The man who asked me about this came to me again. I told him that this was a story of a saint, his wife and his son. I told him, ‘You do not relate to any one of these three, neither the son, nor the wife, nor the husband. This is a story of a saint and his wife. You have to become either a saint, or his wife to know. Or at least his son.’ Then he kept quiet and said he was satisfied.
Responsibilities have been there for a long time. You have a mind and an ego which says, ‘This belongs to me and that belongs to him’. From this, responsibility arises.
Who is the father of all this creation? Before your birth, this samsara, this creation, was already there. It has been here for millions of years. Who looked after it during all this time? You have been looking after your own responsibilities, your own liabilities, for about thirty years. After seventy years you will not be looking after them any longer. Your responsibilities and liabilities, the span of your duty, cannot be more than a hundred years. What about the millions of years before you? Who is responsible for the billions of activities that went on before you were born?
If you accept responsibility for your family, your son, your wife, your society, your country and all others in the world, you have to move your mind, your body and your intellect. Don’t you? To fulfill these responsibilities you need three things: good health, which means a good body, a good mind, which means good intentions, and compassion. Where do you draw these things from? Where do you get the energy to move the body so that you can help others physically? Where do you get the energy to move the mind to send compassion to others? Where do you draw this energy to act?
It is drawn from grace.
If you know that you are drawing the energy from grace, how and why do things become your own responsibility? This bulb is shining, light is there. Can the lamp say, ‘It is my light! If I want to shine I will shine, and if I don’t there will be darkness'? The light does not come from here. The reservoir, the source of it, is somewhere else. If this lamp says, ‘I am bright. Because of me you can see,’ it is mistaken. It doesn’t know. Where does the current come from? Where does the electricity come from? There was a chief electrical engineer who worked in this place, so I asked him: What is electricity? If you break the wire through which the current is passing to give us light, I don’t see anything.’
He answered, ‘We do not know yet. Somehow it works. Electricity is generated, but where it ultimately comes from, that we still do not know. We do not know what is the original source of that power which flows through the wires.’
Copyright © 1993 Avadhuta Foundation. This article is reprinted from Papaji Interviews. Used by permission.
H.W.L. Poonja (Papaji) was a popular Advaitin guru in the late 20th century. His students created
the modern satsang movement in the West.
Jeff Greenwald is the author of Shopping for Buddhas. Wikipedia has a page about him.
Edited by David Godman
As you’ve probably guessed from the book’s title, it consists mainly of interviews. Ten people sat down with Papaji and asked him questions, and the resulting conversations were transcribed. The questioners include Catherine Ingram, Wes Nisker, Shanti Devi, Chokyi Nyima Rimpoche, and Godman himself. The book also includes a 62-page biography of Papaji.

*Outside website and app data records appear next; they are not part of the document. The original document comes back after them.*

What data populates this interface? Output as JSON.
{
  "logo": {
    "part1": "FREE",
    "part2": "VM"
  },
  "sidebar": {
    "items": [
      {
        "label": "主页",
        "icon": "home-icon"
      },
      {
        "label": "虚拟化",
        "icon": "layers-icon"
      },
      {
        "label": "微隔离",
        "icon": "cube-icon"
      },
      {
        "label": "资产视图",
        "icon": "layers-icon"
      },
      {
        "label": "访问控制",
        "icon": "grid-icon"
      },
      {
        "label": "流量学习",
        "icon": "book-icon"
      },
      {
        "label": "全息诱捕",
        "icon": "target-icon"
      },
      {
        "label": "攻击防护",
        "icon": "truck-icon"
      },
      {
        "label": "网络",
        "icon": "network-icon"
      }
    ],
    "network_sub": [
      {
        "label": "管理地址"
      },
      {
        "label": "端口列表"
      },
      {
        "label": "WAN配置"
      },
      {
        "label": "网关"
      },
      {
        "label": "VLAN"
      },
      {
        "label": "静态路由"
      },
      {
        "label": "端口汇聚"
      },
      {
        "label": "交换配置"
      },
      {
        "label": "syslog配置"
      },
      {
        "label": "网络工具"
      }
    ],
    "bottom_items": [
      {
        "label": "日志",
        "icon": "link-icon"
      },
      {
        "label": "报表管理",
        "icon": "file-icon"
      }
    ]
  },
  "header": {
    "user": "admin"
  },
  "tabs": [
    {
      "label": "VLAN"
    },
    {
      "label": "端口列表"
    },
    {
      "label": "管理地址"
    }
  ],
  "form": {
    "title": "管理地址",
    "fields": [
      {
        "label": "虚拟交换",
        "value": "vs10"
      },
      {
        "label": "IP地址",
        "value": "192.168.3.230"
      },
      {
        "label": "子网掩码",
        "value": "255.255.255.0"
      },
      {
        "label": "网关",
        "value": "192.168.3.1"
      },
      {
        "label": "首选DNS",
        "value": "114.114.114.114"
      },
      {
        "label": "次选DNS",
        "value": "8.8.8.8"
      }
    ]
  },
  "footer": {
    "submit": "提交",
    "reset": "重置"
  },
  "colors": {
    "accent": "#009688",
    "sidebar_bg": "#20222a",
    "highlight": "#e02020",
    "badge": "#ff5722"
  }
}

By David Godman
This massive three-volume biography of H.W.L. Poonja, widely known as Papaji, is one of the most comprehensive attempts ever made to document the life and teachings of a self-realized person. Papaji was a direct disciple of Sri Ramana Maharshi. He is largely responsible for the satsang movement in the West because he helped hundreds of Westerners attain glimpses of the Self and then sent them home to teach.

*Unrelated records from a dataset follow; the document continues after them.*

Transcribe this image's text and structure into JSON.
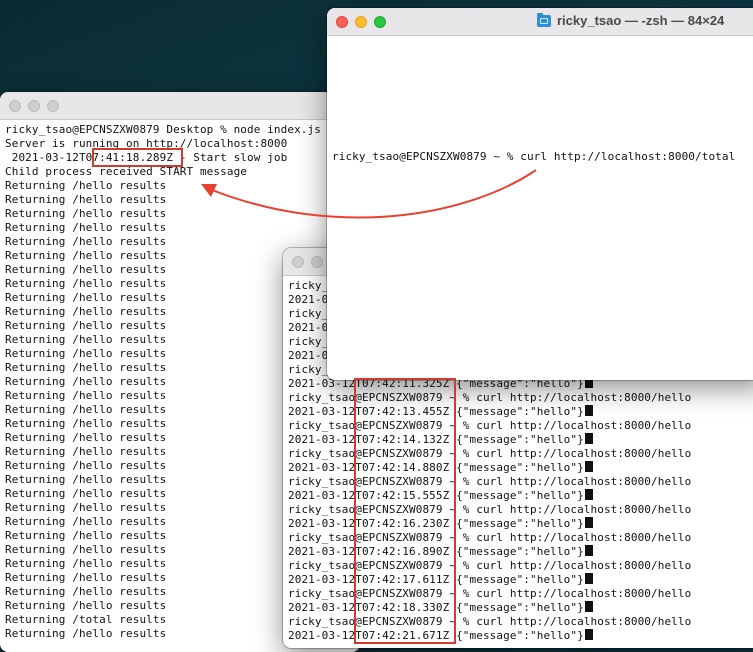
{
  "win_c": {
    "title": "ricky_tsao — -zsh — 84×24",
    "lines": [
      "ricky_tsao@EPCNSZXW0879 ~ % curl http://localhost:8000/total"
    ]
  },
  "win_a": {
    "lines": [
      "ricky_tsao@EPCNSZXW0879 Desktop % node index.js",
      "Server is running on http://localhost:8000",
      " 2021-03-12T07:41:18.289Z - Start slow job",
      "Child process received START message",
      "Returning /hello results",
      "Returning /hello results",
      "Returning /hello results",
      "Returning /hello results",
      "Returning /hello results",
      "Returning /hello results",
      "Returning /hello results",
      "Returning /hello results",
      "Returning /hello results",
      "Returning /hello results",
      "Returning /hello results",
      "Returning /hello results",
      "Returning /hello results",
      "Returning /hello results",
      "Returning /hello results",
      "Returning /hello results",
      "Returning /hello results",
      "Returning /hello results",
      "Returning /hello results",
      "Returning /hello results",
      "Returning /hello results",
      "Returning /hello results",
      "Returning /hello results",
      "Returning /hello results",
      "Returning /hello results",
      "Returning /hello results",
      "Returning /hello results",
      "Returning /hello results",
      "Returning /hello results",
      "Returning /hello results",
      "Returning /hello results",
      "Returning /total results",
      "Returning /hello results"
    ]
  },
  "win_b": {
    "lines": [
      "ricky_",
      "2021-0",
      "ricky_",
      "2021-0",
      "ricky_",
      "2021-0",
      "ricky_",
      "2021-03-12T07:42:11.325Z {\"message\":\"hello\"}",
      "ricky_tsao@EPCNSZXW0879 ~ % curl http://localhost:8000/hello",
      "2021-03-12T07:42:13.455Z {\"message\":\"hello\"}",
      "ricky_tsao@EPCNSZXW0879 ~ % curl http://localhost:8000/hello",
      "2021-03-12T07:42:14.132Z {\"message\":\"hello\"}",
      "ricky_tsao@EPCNSZXW0879 ~ % curl http://localhost:8000/hello",
      "2021-03-12T07:42:14.880Z {\"message\":\"hello\"}",
      "ricky_tsao@EPCNSZXW0879 ~ % curl http://localhost:8000/hello",
      "2021-03-12T07:42:15.555Z {\"message\":\"hello\"}",
      "ricky_tsao@EPCNSZXW0879 ~ % curl http://localhost:8000/hello",
      "2021-03-12T07:42:16.230Z {\"message\":\"hello\"}",
      "ricky_tsao@EPCNSZXW0879 ~ % curl http://localhost:8000/hello",
      "2021-03-12T07:42:16.890Z {\"message\":\"hello\"}",
      "ricky_tsao@EPCNSZXW0879 ~ % curl http://localhost:8000/hello",
      "2021-03-12T07:42:17.611Z {\"message\":\"hello\"}",
      "ricky_tsao@EPCNSZXW0879 ~ % curl http://localhost:8000/hello",
      "2021-03-12T07:42:18.330Z {\"message\":\"hello\"}",
      "ricky_tsao@EPCNSZXW0879 ~ % curl http://localhost:8000/hello",
      "2021-03-12T07:42:21.671Z {\"message\":\"hello\"}"
    ]
  },
  "colors": {
    "annotation": "#d23a30",
    "text": "#111111",
    "titlebar": "#e8e6e8"
  }
}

This page was published on October 24, 2001 and last revised on May 27, 2017.